Armstrong to remain retired

By wire services
Published September 16, 2005

The tug of war over who leaked documents accusing Lance Armstrong of doping has caused the seven-time Tour de France winner to end his comeback talk.

Armstrong, who recently said this latest fight to clear his name had stoked his competitive desires, said Thursday he is not interested in returning.

"Dealing with all this stuff again, knowing if I were to go back, there's no way I could get a fair shake - on the roadside, in doping control or the labs," Armstrong said.

"I think it's better that way. I'm happy with the way my career went and ended."

Thursday, Dick Pound , the World Anti-Doping Agency chief, accused Hein Verbruggen, the president of UCI, the international cycling federation, of supplying documents L'Equipe used to accuse Armstrong of doping at the 1999 Tour de France.

The French newspaper published evidence allegedly showing six of Armstrong's frozen urine samples from 1999 came back positive for endurance-boosting EPO when they were retested last year.

The UCI said the French reporter acquired "confidential documents which he was able to consult at the UCI after receiving, under false pretext."

"I don't understand why they're not stepping up to that and saying, "Well, I guess we do know how the name got public. We made it possible,"' Pound said.

The UCI criticized Pound for recent public statements on the "likely guilt of the athlete" without knowing all the facts. And Armstrong's agent accused Pound of smearing Armstrong in public without conclusive proof or due process.

MORE CYCLING: Nicki Sorensen won Stage 18 of the Spanish Vuelta in Avila. He finished the 122-mile stage in 5:05:34, edging Javier Pascual Rodriguez. Defending champ Roberto Heras retained the lead by 4:30 over Denis Menchov. Also, Spain's Santos Gonzalez, who was eighth, was pulled from the race by his team after blood tests showed high red-blood cell level.

BASKETBALL: Connecticut evens series

Taj McWilliams-Franklin had 24 points and 16 rebounds and made the go-ahead jumper in overtime to help host Connecticut beat Sacramento 77-70 and tied the WNBA Finals at 1. Game 3 is Saturday. Connecticut's Brooke Wyckoff's 3-pointer with two seconds left sent the game into overtime tied at 70. After McWilliams-Franklin put the Sun ahead in OT, she got a defensive rebound with 1:55 left and fired a pass nearly fullcourt, hitting Nykesha Sales for a layup.

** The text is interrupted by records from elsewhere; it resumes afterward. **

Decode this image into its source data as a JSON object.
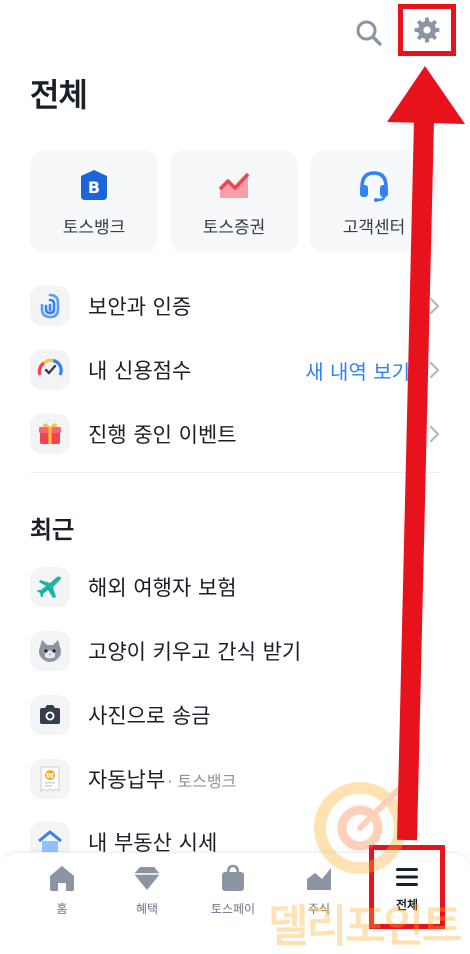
{
  "header": {
    "title": "전체",
    "search_icon": "search-icon",
    "settings_icon": "gear-icon"
  },
  "quick_links": [
    {
      "label": "토스뱅크",
      "icon": "bank-b-icon",
      "color": "#1b64da"
    },
    {
      "label": "토스증권",
      "icon": "stock-chart-icon",
      "color": "#f04452"
    },
    {
      "label": "고객센터",
      "icon": "headset-icon",
      "color": "#3182f6"
    }
  ],
  "menu": [
    {
      "label": "보안과 인증",
      "icon": "security-icon",
      "extra": ""
    },
    {
      "label": "내 신용점수",
      "icon": "credit-gauge-icon",
      "extra": "새 내역 보기"
    },
    {
      "label": "진행 중인 이벤트",
      "icon": "gift-icon",
      "extra": ""
    }
  ],
  "recent": {
    "title": "최근",
    "items": [
      {
        "label": "해외 여행자 보험",
        "sub": "",
        "icon": "airplane-icon"
      },
      {
        "label": "고양이 키우고 간식 받기",
        "sub": "",
        "icon": "cat-icon"
      },
      {
        "label": "사진으로 송금",
        "sub": "",
        "icon": "camera-icon"
      },
      {
        "label": "자동납부",
        "sub": "· 토스뱅크",
        "icon": "bill-icon"
      },
      {
        "label": "내 부동산 시세",
        "sub": "",
        "icon": "house-icon"
      }
    ]
  },
  "tabbar": [
    {
      "label": "홈",
      "icon": "home-icon"
    },
    {
      "label": "혜택",
      "icon": "diamond-icon"
    },
    {
      "label": "토스페이",
      "icon": "shopping-bag-icon"
    },
    {
      "label": "주식",
      "icon": "stock-icon"
    },
    {
      "label": "전체",
      "icon": "menu-icon",
      "active": true
    }
  ],
  "watermark_text": "델리포인트",
  "colors": {
    "accent": "#3182f6",
    "annotation": "#e8121c",
    "text": "#191f28",
    "muted": "#8b95a1"
  }
}
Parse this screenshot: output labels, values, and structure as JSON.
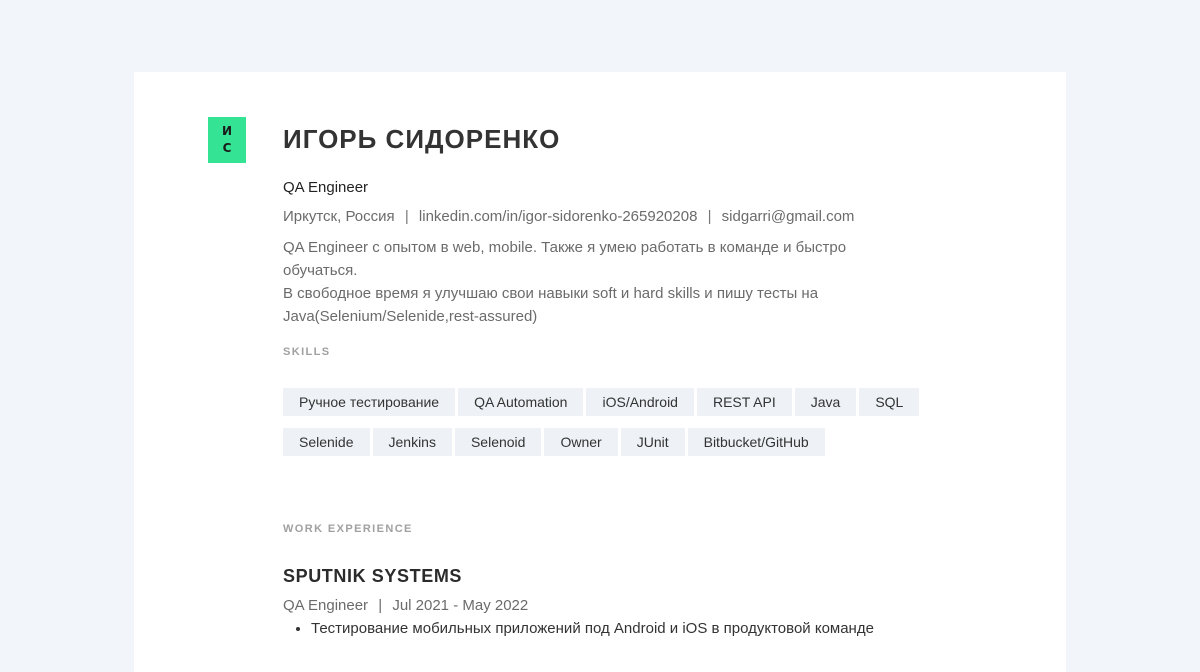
{
  "resume": {
    "initials": [
      "И",
      "С"
    ],
    "name": "ИГОРЬ СИДОРЕНКО",
    "title": "QA Engineer",
    "contacts": {
      "location": "Иркутск, Россия",
      "linkedin": "linkedin.com/in/igor-sidorenko-265920208",
      "email": "sidgarri@gmail.com",
      "separator": "|"
    },
    "summary": [
      "QA Engineer с опытом в web, mobile. Также я умею работать в команде и быстро обучаться.",
      "В свободное время я улучшаю свои навыки soft и hard skills и пишу тесты на",
      "Java(Selenium/Selenide,rest-assured)"
    ],
    "skills_label": "SKILLS",
    "skills": [
      "Ручное тестирование",
      "QA Automation",
      "iOS/Android",
      "REST API",
      "Java",
      "SQL",
      "Selenide",
      "Jenkins",
      "Selenoid",
      "Owner",
      "JUnit",
      "Bitbucket/GitHub"
    ],
    "experience_label": "WORK EXPERIENCE",
    "experience": [
      {
        "company": "SPUTNIK SYSTEMS",
        "role": "QA Engineer",
        "period": "Jul 2021 - May 2022",
        "bullets": [
          "Тестирование мобильных приложений под Android и iOS в продуктовой команде"
        ]
      }
    ]
  },
  "colors": {
    "background": "#f2f6fa",
    "badge": "#34e394",
    "chip": "#eef2f6"
  }
}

NBA: Yuta Tabuse, the first Japanese-born player to appear in a game, signed with the Clippers. He averaged 1.8 points in four games with Phoenix last season.

TENNIS: Nadal must wait

Top-seeded Rafael Nadal sat again after rain postponed all matches of the China Open in Beijing. Nadal, whose first match was delayed two days because his opponent, Wang Yeu-tzuoo, was completing business in Turkey, was scheduled to play Justin Gimelstob.

BCR OPEN: Romanians Andrei Pavel and Victor Hanescu reached the quarterfinals in Bucharest, Romania. A Romanian has not reached the final in the event's 12 years. Pavel, who next faces Florian Mayer, beat Oliver Marach 3-6, 7-6 (7-2), 6-4. Hanescu, a French Open quarterfinalist this year who next plays Ruben Ramirez Hidalgo, beat Davide Sanguinetti 6-2, 6-3.

WISMILAK INTERNATIONAL: Alona Bondarenko, who had beaten a top-20 opponent only once, beat No.14 Alicia Molik 6-4, 6-2 in the second round in Bali, Indonesia. She led 5-1 in the first set and 4-0 in the second.


GREYHOUNDS: St. Petersburg Puppy Preview is tonight at Derby Lane. The card's eighth race will start at about 9:30, and Rambition is the fastest of eight qualifiers.

OBITUARY: Lloyd C.A. Wells, who scouted for the Chiefs in the AFL before becoming an adviser to Muhammad Ali, died Monday in Houston of complications of Alzheimer's disease, his daughter said. He was 81. He signed eight future All-Pros for the Chiefs, including Otis Taylor, Buck Buchanan and Curley Culp. He worked for Ali for eight years, later worked with former world champions Thomas Hearns and George Foreman.